• What to do: Check each line of the data for "MENU", and copy the ones that have it.
*** Data supplied ***
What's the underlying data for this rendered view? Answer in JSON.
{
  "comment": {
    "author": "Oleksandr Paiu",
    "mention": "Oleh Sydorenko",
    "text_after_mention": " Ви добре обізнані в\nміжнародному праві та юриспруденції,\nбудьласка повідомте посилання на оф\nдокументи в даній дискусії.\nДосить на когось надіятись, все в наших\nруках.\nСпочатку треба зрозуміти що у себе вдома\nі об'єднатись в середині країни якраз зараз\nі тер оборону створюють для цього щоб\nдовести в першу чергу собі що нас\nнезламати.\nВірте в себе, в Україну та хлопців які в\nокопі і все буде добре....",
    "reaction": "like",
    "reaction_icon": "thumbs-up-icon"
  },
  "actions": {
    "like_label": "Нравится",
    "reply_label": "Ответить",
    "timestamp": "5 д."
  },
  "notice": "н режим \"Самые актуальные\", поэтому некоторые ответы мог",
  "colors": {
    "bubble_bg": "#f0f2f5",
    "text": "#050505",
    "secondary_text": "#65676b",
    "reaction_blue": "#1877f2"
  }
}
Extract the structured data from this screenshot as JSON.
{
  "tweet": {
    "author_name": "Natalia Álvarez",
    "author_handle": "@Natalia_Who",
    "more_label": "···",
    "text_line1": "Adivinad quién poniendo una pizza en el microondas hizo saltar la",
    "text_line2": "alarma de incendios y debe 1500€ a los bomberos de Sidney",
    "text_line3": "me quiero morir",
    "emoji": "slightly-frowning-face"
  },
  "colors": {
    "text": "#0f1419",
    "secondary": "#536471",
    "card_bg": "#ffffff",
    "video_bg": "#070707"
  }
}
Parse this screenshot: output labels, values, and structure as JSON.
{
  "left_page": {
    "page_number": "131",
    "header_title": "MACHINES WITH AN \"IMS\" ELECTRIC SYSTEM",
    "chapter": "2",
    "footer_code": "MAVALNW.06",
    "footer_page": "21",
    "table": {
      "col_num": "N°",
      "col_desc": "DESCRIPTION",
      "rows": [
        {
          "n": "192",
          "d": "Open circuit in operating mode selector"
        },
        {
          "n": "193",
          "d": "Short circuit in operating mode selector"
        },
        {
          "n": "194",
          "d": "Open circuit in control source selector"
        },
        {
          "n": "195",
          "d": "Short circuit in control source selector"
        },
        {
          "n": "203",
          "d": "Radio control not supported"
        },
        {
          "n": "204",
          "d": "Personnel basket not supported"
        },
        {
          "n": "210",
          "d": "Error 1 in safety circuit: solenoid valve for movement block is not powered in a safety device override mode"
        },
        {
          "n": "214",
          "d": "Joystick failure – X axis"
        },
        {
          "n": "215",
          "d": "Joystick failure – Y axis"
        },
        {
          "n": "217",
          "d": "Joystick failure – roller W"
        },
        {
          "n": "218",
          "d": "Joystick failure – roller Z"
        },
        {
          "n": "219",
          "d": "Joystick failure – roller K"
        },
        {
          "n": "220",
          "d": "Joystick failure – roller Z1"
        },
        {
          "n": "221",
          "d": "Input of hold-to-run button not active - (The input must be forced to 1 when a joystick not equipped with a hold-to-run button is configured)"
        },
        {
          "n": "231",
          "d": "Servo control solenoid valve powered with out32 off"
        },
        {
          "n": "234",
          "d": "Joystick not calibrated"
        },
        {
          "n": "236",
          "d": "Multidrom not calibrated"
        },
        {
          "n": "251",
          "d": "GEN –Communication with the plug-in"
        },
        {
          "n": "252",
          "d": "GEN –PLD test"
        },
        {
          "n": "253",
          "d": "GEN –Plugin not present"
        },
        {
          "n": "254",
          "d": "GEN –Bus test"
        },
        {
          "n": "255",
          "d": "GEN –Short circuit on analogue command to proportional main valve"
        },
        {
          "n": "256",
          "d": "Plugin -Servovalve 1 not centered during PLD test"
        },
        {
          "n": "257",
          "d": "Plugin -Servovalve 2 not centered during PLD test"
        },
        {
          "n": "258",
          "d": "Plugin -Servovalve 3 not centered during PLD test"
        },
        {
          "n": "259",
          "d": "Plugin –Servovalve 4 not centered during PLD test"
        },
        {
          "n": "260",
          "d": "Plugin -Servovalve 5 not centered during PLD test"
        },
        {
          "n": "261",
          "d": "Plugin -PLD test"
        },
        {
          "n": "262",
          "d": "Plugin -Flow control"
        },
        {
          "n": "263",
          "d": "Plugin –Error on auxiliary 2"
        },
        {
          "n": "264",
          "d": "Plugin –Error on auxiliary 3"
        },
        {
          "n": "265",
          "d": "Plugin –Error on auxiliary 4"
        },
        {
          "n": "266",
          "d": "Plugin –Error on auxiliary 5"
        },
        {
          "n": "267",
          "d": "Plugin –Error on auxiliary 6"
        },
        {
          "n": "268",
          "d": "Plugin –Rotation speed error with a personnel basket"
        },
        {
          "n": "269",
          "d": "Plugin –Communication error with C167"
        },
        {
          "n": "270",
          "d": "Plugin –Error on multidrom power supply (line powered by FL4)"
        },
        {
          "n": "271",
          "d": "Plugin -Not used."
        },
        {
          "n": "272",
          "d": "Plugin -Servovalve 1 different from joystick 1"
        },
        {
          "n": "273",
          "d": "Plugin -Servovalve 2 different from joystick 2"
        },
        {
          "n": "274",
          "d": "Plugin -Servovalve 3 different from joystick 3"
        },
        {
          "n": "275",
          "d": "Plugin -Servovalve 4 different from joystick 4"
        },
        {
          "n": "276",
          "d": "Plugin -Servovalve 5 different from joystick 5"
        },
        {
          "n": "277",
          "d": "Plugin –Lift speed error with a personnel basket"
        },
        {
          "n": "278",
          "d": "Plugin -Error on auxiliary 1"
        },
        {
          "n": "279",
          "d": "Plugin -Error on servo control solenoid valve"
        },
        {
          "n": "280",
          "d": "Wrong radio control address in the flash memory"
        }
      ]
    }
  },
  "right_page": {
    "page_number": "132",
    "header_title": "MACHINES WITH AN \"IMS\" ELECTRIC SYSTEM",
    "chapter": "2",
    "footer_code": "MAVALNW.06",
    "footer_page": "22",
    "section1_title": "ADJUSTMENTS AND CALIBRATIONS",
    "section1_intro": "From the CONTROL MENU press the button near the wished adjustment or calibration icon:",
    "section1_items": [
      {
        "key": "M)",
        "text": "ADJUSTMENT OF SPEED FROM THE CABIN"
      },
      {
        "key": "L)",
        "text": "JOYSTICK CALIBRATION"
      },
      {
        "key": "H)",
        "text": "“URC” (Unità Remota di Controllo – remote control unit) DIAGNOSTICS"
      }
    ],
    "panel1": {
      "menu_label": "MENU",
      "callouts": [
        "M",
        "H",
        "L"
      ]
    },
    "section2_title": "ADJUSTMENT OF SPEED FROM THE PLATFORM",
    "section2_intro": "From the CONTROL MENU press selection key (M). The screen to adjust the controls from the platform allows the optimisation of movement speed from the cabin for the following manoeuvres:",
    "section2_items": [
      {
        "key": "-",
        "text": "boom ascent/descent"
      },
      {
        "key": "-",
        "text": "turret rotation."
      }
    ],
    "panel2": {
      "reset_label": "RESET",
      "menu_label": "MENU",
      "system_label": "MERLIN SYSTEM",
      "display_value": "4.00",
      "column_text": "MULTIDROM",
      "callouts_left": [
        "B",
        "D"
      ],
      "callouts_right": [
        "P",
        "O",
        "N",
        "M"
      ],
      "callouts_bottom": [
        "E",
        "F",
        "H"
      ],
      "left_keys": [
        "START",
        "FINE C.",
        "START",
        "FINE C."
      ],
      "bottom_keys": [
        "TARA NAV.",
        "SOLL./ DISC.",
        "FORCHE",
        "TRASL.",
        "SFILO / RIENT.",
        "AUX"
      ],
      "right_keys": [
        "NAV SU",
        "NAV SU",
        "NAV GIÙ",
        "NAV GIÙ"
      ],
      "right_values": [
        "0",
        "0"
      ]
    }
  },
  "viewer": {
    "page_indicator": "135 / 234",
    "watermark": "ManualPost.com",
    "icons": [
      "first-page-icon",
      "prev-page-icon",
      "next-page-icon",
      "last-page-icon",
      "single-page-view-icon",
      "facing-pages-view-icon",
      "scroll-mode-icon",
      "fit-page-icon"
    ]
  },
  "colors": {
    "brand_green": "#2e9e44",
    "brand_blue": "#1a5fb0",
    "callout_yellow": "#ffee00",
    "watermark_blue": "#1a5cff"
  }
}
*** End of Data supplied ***
• Answer box:
    "section1_intro": "From the CONTROL MENU press the button near the wished adjustment or calibration icon:",
      "menu_label": "MENU",
    "section2_intro": "From the CONTROL MENU press selection key (M). The screen to adjust the controls from the platform allows the optimisation of movement speed from the cabin for the following manoeuvres:",
      "menu_label": "MENU",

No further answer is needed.